The focus in eastern Australia at present is on the development of the LNG export projects centred on Gladstone and the need to drill lots of onshore wells, mostly for coal seam gas but also for conventional gas, to meet their voracious appetite, but this is only part of the story.
The long-term growth of the industry still depends on exploration — for most of its life, including the 11 years I was its executive director, APPEA was the Australian Petroleum Exploration Association and had a drilling rig in its logo; the change is recognition of the phenomenal LNG growth here that will see 13 new export trains come online between now and 2018, pushing up this country’s international gas sales some 260 per cent.
Nonetheless, the long-term future of the industry still depends on the oil and gas search — onshore in such areas as New South Wales and in the cross-border Cooper Basin as well as in remote parts of Western Australia and in some areas of the Northern Territory; offshore in areas such as the Great Australian Bight, real frontier country for explorers.
Not to be ignored, too, is the potential of shale oil and gas deposits, an endeavor still in its infancy here despite the sector’s huge progress in America.
As APPEA is pointing out at its Melbourne forum, (a) oil and gas can’t be produced without first locating new resources and (b) these cannot be discovered without drilling wells.
Exploration is an uncertain business; more wells fail than succeed around the world but even the failures are useful because of what they tell geoscientists about the ground on which they are working.
One of the older petroleum industry sayings is that “there is no such thing as a failed well.”
While much of the current political and media fuss is about onshore petroleum activity, and the opposition its is encountering from radicals opposed to fossil fuel development as well as worried rural communities, the bulk of Australia’s oil and gas wealth to date has flowed (and is flowing) from offshore activity — and here the exploration picture is not especially rosy.
APPEA is pointing out that the rising cost of petroleum exploration — true, too, of onshore costs — has not surprisingly coincided with a reduction in the number of Australian offshore wells being drilled and, of course, the current global oil price environment is a further impediment.
The association reports that the number of offshore wells being spudded fell by more than two-thirds between its peak in 1998 and the past year. The decline really began in 2003 and in this time frame the total cost of search exploration has risen five-fold. The average bill for an offshore well today is more than $130 million. Despite the decline in wells drilled, expenditure on offshore exploration in Australian waters, measured in dollars of the day, is at a record $2.5 billion (the 2013 bill).

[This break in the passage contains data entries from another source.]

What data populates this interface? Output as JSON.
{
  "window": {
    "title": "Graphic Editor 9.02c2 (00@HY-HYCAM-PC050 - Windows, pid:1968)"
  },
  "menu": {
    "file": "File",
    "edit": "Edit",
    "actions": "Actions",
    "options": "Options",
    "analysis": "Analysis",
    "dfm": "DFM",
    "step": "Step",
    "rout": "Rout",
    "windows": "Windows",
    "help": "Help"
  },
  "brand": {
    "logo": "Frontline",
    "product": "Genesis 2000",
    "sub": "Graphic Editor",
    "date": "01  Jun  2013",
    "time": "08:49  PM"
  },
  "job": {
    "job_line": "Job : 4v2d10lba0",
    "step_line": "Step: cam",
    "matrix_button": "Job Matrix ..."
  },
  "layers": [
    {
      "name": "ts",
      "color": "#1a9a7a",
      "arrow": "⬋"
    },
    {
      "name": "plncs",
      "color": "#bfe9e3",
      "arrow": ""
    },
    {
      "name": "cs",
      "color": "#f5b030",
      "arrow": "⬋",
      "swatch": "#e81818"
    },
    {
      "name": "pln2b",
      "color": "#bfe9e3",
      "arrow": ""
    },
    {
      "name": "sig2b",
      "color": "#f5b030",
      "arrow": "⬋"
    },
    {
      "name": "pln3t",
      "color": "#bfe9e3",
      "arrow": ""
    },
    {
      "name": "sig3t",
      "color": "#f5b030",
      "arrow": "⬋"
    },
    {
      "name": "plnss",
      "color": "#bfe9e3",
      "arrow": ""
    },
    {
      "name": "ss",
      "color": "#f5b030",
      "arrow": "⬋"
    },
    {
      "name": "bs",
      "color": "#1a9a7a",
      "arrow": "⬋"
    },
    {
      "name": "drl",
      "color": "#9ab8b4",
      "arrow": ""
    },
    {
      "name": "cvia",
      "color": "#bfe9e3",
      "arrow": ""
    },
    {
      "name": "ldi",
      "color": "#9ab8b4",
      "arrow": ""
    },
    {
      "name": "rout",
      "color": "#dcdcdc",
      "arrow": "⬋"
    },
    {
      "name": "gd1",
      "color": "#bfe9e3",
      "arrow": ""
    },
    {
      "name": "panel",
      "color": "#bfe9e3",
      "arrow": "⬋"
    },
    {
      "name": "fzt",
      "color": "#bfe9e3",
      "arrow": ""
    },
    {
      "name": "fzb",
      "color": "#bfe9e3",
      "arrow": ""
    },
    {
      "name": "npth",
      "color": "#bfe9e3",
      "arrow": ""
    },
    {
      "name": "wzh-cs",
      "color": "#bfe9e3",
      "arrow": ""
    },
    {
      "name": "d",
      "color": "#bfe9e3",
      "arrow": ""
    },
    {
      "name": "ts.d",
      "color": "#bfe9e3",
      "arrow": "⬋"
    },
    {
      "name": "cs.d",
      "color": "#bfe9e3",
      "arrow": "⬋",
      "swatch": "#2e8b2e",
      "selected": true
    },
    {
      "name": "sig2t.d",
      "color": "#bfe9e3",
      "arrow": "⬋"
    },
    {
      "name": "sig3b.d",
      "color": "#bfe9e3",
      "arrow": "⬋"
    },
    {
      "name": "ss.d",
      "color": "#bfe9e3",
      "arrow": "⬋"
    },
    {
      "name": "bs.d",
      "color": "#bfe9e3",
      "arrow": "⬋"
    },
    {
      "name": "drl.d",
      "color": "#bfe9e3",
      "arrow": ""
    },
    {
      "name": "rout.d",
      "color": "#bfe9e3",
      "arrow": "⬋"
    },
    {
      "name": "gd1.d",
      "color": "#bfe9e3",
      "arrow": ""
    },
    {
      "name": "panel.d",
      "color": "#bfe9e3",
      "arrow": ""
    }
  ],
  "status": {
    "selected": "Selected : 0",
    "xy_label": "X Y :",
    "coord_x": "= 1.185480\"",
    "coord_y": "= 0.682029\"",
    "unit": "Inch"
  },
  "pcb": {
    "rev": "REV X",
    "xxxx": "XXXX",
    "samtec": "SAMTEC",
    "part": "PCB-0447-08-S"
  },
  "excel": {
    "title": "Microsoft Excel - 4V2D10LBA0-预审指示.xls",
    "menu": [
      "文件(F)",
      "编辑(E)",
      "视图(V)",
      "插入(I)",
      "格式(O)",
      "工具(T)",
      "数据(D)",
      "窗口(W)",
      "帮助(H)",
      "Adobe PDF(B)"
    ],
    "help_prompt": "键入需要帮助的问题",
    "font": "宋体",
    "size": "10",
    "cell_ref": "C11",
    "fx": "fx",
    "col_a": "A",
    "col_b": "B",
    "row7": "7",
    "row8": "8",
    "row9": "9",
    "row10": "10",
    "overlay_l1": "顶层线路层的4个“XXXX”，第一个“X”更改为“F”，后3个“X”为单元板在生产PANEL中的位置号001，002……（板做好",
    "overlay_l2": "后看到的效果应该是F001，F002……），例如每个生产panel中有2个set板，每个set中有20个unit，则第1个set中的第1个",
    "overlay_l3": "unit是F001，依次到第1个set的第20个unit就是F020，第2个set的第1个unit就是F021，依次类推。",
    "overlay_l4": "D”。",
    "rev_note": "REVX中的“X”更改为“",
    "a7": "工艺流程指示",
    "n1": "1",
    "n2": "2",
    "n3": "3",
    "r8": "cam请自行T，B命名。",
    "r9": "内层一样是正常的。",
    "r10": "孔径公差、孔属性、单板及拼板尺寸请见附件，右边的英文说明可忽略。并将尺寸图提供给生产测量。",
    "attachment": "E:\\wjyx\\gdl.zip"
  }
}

The challenge for the industry in the rest of this decade, and beyond, as its low-cost fields become depleted, is to pursue more expensive resources via gas from coal seams, targets in still more remote parts of the Outback and offshore.
For geoscientists and their bosses — and corporate shareholders — one of the most interesting areas is the Great Australian Bight.
BP, Norway’s Statoil, Chevron and others see similarities between the region, which covers more than 24,000 square kilometres and is in relatively deep water, and another ancient river delta (the Niger) in West Africa.
APPEA conference proceedings have included papers speculating for a number of years about the chances that the Bight could deliver a major new oil province for Australia and the BP activity (it will drill four wells over a campaign of 18 to 30 months) follows five years of study.
Petroleum exploration is a complex business, not just in science and engineering terms; many factors, including policies, regulations and the animal spirits of the market, play on whether seismic activity is undertaken and wells are drilled — and some “successful” wells are followed by a string of less-encouraging ones in the same geological area.
For Australia, the past five decades have seen explorers experience great highs and some dramatic lows, but the successes have been sufficient to keep up interest in this country in a marketplace for search dollars that is both global and very competitive.
Politicians can’t do much about geology but they can ensure that they don’t build unnecessary hurdles for investors.
This year, and not for the first time, the industry will be using the APPEA conference to send a message to Canberra and the State and Territory capitals that one of the most important contributions governments can make to supporting the oil and gas search is to improve the efficiency of their approval processes.
The radicals, of course, want the exact opposite and how legislators balance economic needs with political issues (especially in marginal seats) is what will decide how all this plays out over the rest of the decade.